● TASK STATEMENT
Each line with the word "content" must appear in the answer, copied from the records.

● Component data from apps and pages
*** Begin section ***

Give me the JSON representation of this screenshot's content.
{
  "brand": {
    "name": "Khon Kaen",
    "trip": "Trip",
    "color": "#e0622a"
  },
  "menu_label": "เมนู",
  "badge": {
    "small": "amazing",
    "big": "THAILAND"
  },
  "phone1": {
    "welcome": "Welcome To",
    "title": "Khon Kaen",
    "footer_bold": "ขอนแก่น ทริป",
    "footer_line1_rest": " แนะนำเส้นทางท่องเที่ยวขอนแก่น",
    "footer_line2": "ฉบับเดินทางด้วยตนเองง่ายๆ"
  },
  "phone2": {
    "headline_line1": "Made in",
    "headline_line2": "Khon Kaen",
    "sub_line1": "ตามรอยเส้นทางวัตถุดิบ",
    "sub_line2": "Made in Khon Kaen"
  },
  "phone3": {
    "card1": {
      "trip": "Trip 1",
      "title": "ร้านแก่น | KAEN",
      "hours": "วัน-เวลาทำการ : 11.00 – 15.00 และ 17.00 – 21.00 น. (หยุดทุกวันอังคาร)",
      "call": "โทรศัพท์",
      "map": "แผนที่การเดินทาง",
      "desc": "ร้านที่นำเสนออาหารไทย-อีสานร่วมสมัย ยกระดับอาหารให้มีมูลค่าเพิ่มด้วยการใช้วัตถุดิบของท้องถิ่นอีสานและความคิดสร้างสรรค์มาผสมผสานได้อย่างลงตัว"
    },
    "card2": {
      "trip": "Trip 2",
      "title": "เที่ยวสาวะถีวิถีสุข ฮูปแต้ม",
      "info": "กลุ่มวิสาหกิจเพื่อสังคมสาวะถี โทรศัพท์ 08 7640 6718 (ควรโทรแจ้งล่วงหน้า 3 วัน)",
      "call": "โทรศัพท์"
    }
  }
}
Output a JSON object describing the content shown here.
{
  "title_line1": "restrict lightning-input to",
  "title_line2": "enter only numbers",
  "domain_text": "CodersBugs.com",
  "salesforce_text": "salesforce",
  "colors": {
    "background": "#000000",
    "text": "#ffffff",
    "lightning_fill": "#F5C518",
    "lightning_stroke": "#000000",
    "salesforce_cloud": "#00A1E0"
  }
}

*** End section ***

● RESPONSE AREA
Give me the JSON representation of this screenshot's content.
Output a JSON object describing the content shown here.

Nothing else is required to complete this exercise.